I don’t regret spending the money, I will use it as piece of mind that we are right for each other and we are heading down the right path. For some it takes many experiences to solidify this in our own heads, I personally have struggled with believing in myself in the past. I really felt like I have worked on that a ton, since I started blogging.
Jedi may never be a predictable dog. He may never do well in group classes. That is ok, this is the dog sitting in front of me at this moment. He does love to work, that IS SO JEDI! As soon as he is settled on his medication, we will give K9 Nose Work a try. There is a wonderful trainer in the city, who was recommend by the behaviorist. She works with reactive dog teams.
Nose work is a team sport, with no other dogs in the ring. Many people have had success in helping their reactive dogs, through nose work. One of my goals remains to teach a class for reactive dog teams. One that utilizes different dog sports, in a controlled environment. I truly believe this is a perfect way to help each team create a solid working relationship with their dogs. I believe there is a great need for this.
We started Jedi on 10mg of fluoxetine for 1 week. Since he tolerated it, we just moved him up to 20 mg per day. I was a little concerned, because he has a very sensitive stomach. A few days after we moved up to 20mg, he did start to refuse his food occasionally. I am going to buy some yummy Honest Kitchen mix-ins for him. They helped when we first moved and he had a hard time eating.
Here are just a couple of observations we have made so far. Jedi has been seeking extra attention from both my husband and me. He may have trained me last night to sleep on the floor with him for the rest of his life. I occasionally lie on the floor with him at night, because it is the only way to get him to go to sleep, if his stomach is upset. My husband thinks he just wanted some extra attention last night and I played right into it. Dang it!! I am so gullible.

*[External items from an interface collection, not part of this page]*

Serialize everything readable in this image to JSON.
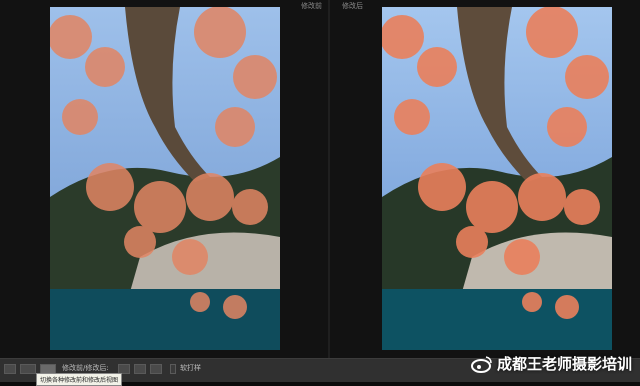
{
  "compare": {
    "before_label": "修改前",
    "after_label": "修改后"
  },
  "photo": {
    "subject": "autumn tree branches over lake",
    "colors": {
      "sky": "#7aa3d8",
      "leaves": "#e28563",
      "water": "#0f4c5c",
      "hills": "#2a3a2a",
      "trunk": "#5a4a3a"
    }
  },
  "toolbar": {
    "view_label": "修改前/修改后:",
    "proof_label": "软打样",
    "tooltip": "切换各种修改前和修改后视图"
  },
  "watermark": {
    "icon": "weibo-logo",
    "text": "成都王老师摄影培训"
  }
}
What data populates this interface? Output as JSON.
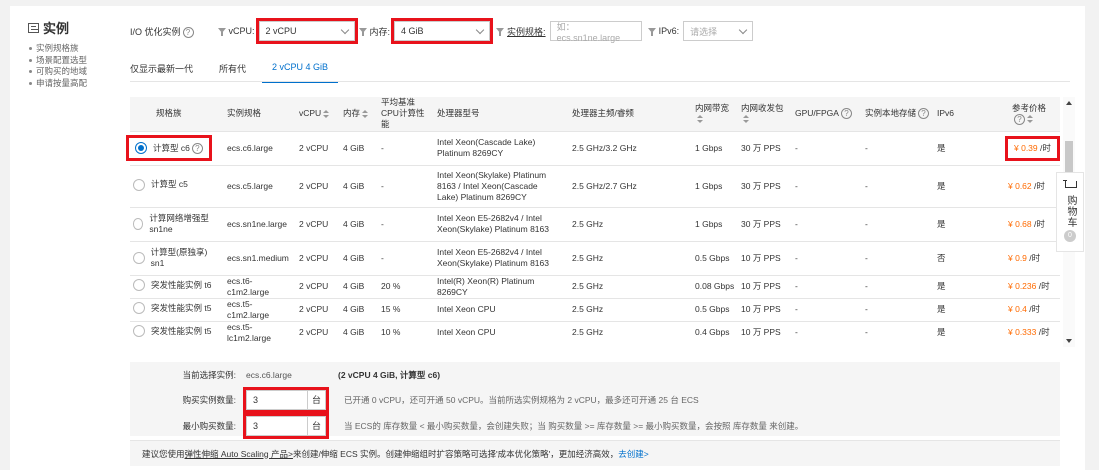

Kiska our almost 7-year-old Akita girl likes to alert us when she thinks something is amiss. She heads for the window and Jedi almost always beats her to it! Well, he has actually ignored her a few times and remained peacefully laying in his spot. Typically, he never misses a beat on that one…ever!
I also noticed the other day how focused he is on her when that happens. If I call him, he looks to me and back to her a few times, before he comes to me. I decided to work on that. Now if he gets up, I call him over to play a game of touch with me.
The behaviorist changed our game up a bit. Now, I have cheese in my closed fist when I present my hand. As soon as he touches my hand, I open it and he gets the reward. By having the treat right in your hand, he gets the reward very quickly. It builds the behavior faster, without any timing issues. He seems to play with a little more pizzazz, if that is even possible for an over the top drive dog.
He is also showing a few more very small signs of anxiety. As I am typing this, he heard a truck beeping, it sounds like it is backing up and then going forward again. It has been happening for about 5 minutes. He is walking in circles around my chair. Out comes the cheese, we played another game of touch. He is relaxed and is now lying at my feet.
He is also a anxious licker; his legs and feet have NEVER been cleaner! I am not going to play into it; I will just be a good leader for him and calmly give him something else to focus on. I will keep him very quiet for the next few weeks, while he adjusts. This is such a good thing, since I sprained my ankle yesterday jumping off of a tractor at the State Fair. I taped it up and am prepared for an active recovery! I will hopefully not have much to report in the next few weeks.